Every record that follows should be written out word for word; the pictures stay out.

(SOURCE MATERIAL Opens)

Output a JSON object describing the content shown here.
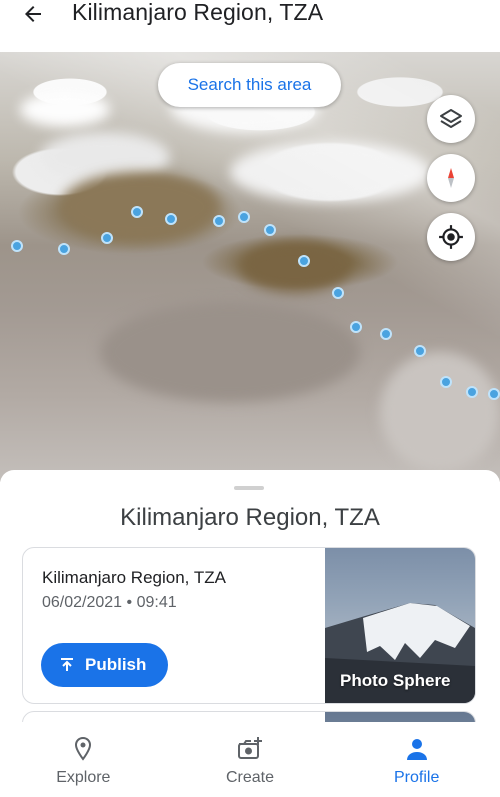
{
  "header": {
    "title": "Kilimanjaro Region, TZA",
    "back_icon": "arrow-back-icon"
  },
  "map": {
    "search_area_label": "Search this area",
    "controls": [
      "layers-icon",
      "compass-icon",
      "my-location-icon"
    ]
  },
  "sheet": {
    "title": "Kilimanjaro Region, TZA",
    "cards": [
      {
        "title": "Kilimanjaro Region, TZA",
        "date": "06/02/2021",
        "separator": "•",
        "time": "09:41",
        "publish_label": "Publish",
        "thumb_label": "Photo Sphere"
      }
    ]
  },
  "bottom_nav": {
    "items": [
      {
        "label": "Explore",
        "icon": "location-pin-icon",
        "active": false
      },
      {
        "label": "Create",
        "icon": "add-photo-icon",
        "active": false
      },
      {
        "label": "Profile",
        "icon": "person-icon",
        "active": true
      }
    ]
  },
  "colors": {
    "accent": "#1a73e8",
    "route_dot": "#4aa3e0",
    "compass_red": "#ea4335"
  }
}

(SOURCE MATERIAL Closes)

## ANSWER TO THIS TASK:
Output a JSON object describing the content shown here.
{
  "header": {
    "title": "Kilimanjaro Region, TZA",
    "back_icon": "arrow-back-icon"
  },
  "map": {
    "search_area_label": "Search this area",
    "controls": [
      "layers-icon",
      "compass-icon",
      "my-location-icon"
    ]
  },
  "sheet": {
    "title": "Kilimanjaro Region, TZA",
    "cards": [
      {
        "title": "Kilimanjaro Region, TZA",
        "date": "06/02/2021",
        "separator": "•",
        "time": "09:41",
        "publish_label": "Publish",
        "thumb_label": "Photo Sphere"
      }
    ]
  },
  "bottom_nav": {
    "items": [
      {
        "label": "Explore",
        "icon": "location-pin-icon",
        "active": false
      },
      {
        "label": "Create",
        "icon": "add-photo-icon",
        "active": false
      },
      {
        "label": "Profile",
        "icon": "person-icon",
        "active": true
      }
    ]
  },
  "colors": {
    "accent": "#1a73e8",
    "route_dot": "#4aa3e0",
    "compass_red": "#ea4335"
  }
}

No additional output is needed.